*What you should do*: Every entry below needs to be repeated exactly.

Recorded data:
============================================================

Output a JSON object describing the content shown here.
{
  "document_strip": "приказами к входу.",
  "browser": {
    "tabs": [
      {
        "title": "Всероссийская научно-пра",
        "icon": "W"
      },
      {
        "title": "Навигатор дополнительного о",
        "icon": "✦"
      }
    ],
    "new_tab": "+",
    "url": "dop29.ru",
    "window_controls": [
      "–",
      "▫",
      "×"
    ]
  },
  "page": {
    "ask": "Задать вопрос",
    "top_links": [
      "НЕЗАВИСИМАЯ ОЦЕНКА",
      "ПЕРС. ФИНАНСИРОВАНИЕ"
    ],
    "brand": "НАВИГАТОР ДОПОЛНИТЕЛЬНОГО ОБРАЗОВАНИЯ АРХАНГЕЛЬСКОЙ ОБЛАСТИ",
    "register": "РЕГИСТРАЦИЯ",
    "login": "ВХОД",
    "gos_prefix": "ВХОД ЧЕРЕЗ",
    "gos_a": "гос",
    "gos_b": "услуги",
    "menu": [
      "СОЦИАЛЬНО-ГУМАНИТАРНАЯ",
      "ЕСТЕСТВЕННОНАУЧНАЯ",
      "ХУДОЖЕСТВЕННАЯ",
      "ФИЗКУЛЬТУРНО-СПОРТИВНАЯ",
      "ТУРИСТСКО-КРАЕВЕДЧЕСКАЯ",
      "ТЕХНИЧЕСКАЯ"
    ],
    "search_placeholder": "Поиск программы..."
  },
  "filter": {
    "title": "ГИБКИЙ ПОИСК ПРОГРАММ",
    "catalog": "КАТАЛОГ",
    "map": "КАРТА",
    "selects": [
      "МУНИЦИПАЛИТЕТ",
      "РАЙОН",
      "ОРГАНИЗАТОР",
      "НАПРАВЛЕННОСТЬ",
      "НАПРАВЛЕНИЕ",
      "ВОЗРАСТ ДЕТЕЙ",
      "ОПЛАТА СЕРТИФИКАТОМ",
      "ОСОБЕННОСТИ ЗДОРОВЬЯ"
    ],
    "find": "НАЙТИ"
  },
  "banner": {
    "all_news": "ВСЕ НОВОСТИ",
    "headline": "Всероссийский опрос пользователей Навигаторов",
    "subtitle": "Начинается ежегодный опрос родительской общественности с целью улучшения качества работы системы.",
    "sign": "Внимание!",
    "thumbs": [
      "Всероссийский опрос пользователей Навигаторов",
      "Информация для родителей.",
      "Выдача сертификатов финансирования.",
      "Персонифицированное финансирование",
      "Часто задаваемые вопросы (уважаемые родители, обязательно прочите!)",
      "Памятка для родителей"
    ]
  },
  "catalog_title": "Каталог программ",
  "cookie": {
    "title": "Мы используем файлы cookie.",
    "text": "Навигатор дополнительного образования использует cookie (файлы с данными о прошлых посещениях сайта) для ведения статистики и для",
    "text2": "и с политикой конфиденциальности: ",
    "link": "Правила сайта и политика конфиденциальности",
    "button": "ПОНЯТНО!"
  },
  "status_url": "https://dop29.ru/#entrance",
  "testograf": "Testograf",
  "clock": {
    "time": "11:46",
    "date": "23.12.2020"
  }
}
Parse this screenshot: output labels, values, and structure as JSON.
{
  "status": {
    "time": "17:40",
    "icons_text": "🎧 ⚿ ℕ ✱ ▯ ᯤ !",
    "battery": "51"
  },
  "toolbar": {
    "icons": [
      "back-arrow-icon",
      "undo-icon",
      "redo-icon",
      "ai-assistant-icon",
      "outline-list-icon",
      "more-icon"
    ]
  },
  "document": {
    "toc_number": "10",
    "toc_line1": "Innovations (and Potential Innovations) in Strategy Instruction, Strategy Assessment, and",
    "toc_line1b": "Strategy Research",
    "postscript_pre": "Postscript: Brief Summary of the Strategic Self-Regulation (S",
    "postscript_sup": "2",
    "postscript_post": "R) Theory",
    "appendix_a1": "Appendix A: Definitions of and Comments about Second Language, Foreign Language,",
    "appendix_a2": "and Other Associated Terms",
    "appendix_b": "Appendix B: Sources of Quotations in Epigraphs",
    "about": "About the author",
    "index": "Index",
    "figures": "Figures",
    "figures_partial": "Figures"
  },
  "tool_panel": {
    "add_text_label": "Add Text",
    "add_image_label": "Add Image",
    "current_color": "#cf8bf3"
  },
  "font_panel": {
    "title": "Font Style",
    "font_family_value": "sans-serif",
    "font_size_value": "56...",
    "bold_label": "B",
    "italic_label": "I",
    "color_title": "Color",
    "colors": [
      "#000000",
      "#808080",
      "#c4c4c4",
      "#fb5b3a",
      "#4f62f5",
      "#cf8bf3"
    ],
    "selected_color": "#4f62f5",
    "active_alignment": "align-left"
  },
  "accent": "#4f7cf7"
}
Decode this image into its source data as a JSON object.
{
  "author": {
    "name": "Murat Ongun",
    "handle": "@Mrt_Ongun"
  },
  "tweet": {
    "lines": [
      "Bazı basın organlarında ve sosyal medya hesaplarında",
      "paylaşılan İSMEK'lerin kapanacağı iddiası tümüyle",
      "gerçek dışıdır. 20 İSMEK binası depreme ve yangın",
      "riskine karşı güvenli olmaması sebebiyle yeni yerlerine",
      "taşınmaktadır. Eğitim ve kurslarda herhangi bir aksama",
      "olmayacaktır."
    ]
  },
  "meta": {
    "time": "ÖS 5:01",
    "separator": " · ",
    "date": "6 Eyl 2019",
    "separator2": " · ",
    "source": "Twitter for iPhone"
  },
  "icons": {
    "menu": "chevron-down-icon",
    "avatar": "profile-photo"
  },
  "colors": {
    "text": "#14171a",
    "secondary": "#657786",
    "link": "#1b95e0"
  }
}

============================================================

*Answer section*:
Output a JSON object describing the content shown here.
{
  "document_strip": "приказами к входу.",
  "browser": {
    "tabs": [
      {
        "title": "Всероссийская научно-пра",
        "icon": "W"
      },
      {
        "title": "Навигатор дополнительного о",
        "icon": "✦"
      }
    ],
    "new_tab": "+",
    "url": "dop29.ru",
    "window_controls": [
      "–",
      "▫",
      "×"
    ]
  },
  "page": {
    "ask": "Задать вопрос",
    "top_links": [
      "НЕЗАВИСИМАЯ ОЦЕНКА",
      "ПЕРС. ФИНАНСИРОВАНИЕ"
    ],
    "brand": "НАВИГАТОР ДОПОЛНИТЕЛЬНОГО ОБРАЗОВАНИЯ АРХАНГЕЛЬСКОЙ ОБЛАСТИ",
    "register": "РЕГИСТРАЦИЯ",
    "login": "ВХОД",
    "gos_prefix": "ВХОД ЧЕРЕЗ",
    "gos_a": "гос",
    "gos_b": "услуги",
    "menu": [
      "СОЦИАЛЬНО-ГУМАНИТАРНАЯ",
      "ЕСТЕСТВЕННОНАУЧНАЯ",
      "ХУДОЖЕСТВЕННАЯ",
      "ФИЗКУЛЬТУРНО-СПОРТИВНАЯ",
      "ТУРИСТСКО-КРАЕВЕДЧЕСКАЯ",
      "ТЕХНИЧЕСКАЯ"
    ],
    "search_placeholder": "Поиск программы..."
  },
  "filter": {
    "title": "ГИБКИЙ ПОИСК ПРОГРАММ",
    "catalog": "КАТАЛОГ",
    "map": "КАРТА",
    "selects": [
      "МУНИЦИПАЛИТЕТ",
      "РАЙОН",
      "ОРГАНИЗАТОР",
      "НАПРАВЛЕННОСТЬ",
      "НАПРАВЛЕНИЕ",
      "ВОЗРАСТ ДЕТЕЙ",
      "ОПЛАТА СЕРТИФИКАТОМ",
      "ОСОБЕННОСТИ ЗДОРОВЬЯ"
    ],
    "find": "НАЙТИ"
  },
  "banner": {
    "all_news": "ВСЕ НОВОСТИ",
    "headline": "Всероссийский опрос пользователей Навигаторов",
    "subtitle": "Начинается ежегодный опрос родительской общественности с целью улучшения качества работы системы.",
    "sign": "Внимание!",
    "thumbs": [
      "Всероссийский опрос пользователей Навигаторов",
      "Информация для родителей.",
      "Выдача сертификатов финансирования.",
      "Персонифицированное финансирование",
      "Часто задаваемые вопросы (уважаемые родители, обязательно прочите!)",
      "Памятка для родителей"
    ]
  },
  "catalog_title": "Каталог программ",
  "cookie": {
    "title": "Мы используем файлы cookie.",
    "text": "Навигатор дополнительного образования использует cookie (файлы с данными о прошлых посещениях сайта) для ведения статистики и для",
    "text2": "и с политикой конфиденциальности: ",
    "link": "Правила сайта и политика конфиденциальности",
    "button": "ПОНЯТНО!"
  },
  "status_url": "https://dop29.ru/#entrance",
  "testograf": "Testograf",
  "clock": {
    "time": "11:46",
    "date": "23.12.2020"
  }
}
Parse this screenshot: output labels, values, and structure as JSON.
{
  "status": {
    "time": "17:40",
    "icons_text": "🎧 ⚿ ℕ ✱ ▯ ᯤ !",
    "battery": "51"
  },
  "toolbar": {
    "icons": [
      "back-arrow-icon",
      "undo-icon",
      "redo-icon",
      "ai-assistant-icon",
      "outline-list-icon",
      "more-icon"
    ]
  },
  "document": {
    "toc_number": "10",
    "toc_line1": "Innovations (and Potential Innovations) in Strategy Instruction, Strategy Assessment, and",
    "toc_line1b": "Strategy Research",
    "postscript_pre": "Postscript: Brief Summary of the Strategic Self-Regulation (S",
    "postscript_sup": "2",
    "postscript_post": "R) Theory",
    "appendix_a1": "Appendix A: Definitions of and Comments about Second Language, Foreign Language,",
    "appendix_a2": "and Other Associated Terms",
    "appendix_b": "Appendix B: Sources of Quotations in Epigraphs",
    "about": "About the author",
    "index": "Index",
    "figures": "Figures",
    "figures_partial": "Figures"
  },
  "tool_panel": {
    "add_text_label": "Add Text",
    "add_image_label": "Add Image",
    "current_color": "#cf8bf3"
  },
  "font_panel": {
    "title": "Font Style",
    "font_family_value": "sans-serif",
    "font_size_value": "56...",
    "bold_label": "B",
    "italic_label": "I",
    "color_title": "Color",
    "colors": [
      "#000000",
      "#808080",
      "#c4c4c4",
      "#fb5b3a",
      "#4f62f5",
      "#cf8bf3"
    ],
    "selected_color": "#4f62f5",
    "active_alignment": "align-left"
  },
  "accent": "#4f7cf7"
}
Decode this image into its source data as a JSON object.
{
  "author": {
    "name": "Murat Ongun",
    "handle": "@Mrt_Ongun"
  },
  "tweet": {
    "lines": [
      "Bazı basın organlarında ve sosyal medya hesaplarında",
      "paylaşılan İSMEK'lerin kapanacağı iddiası tümüyle",
      "gerçek dışıdır. 20 İSMEK binası depreme ve yangın",
      "riskine karşı güvenli olmaması sebebiyle yeni yerlerine",
      "taşınmaktadır. Eğitim ve kurslarda herhangi bir aksama",
      "olmayacaktır."
    ]
  },
  "meta": {
    "time": "ÖS 5:01",
    "separator": " · ",
    "date": "6 Eyl 2019",
    "separator2": " · ",
    "source": "Twitter for iPhone"
  },
  "icons": {
    "menu": "chevron-down-icon",
    "avatar": "profile-photo"
  },
  "colors": {
    "text": "#14171a",
    "secondary": "#657786",
    "link": "#1b95e0"
  }
}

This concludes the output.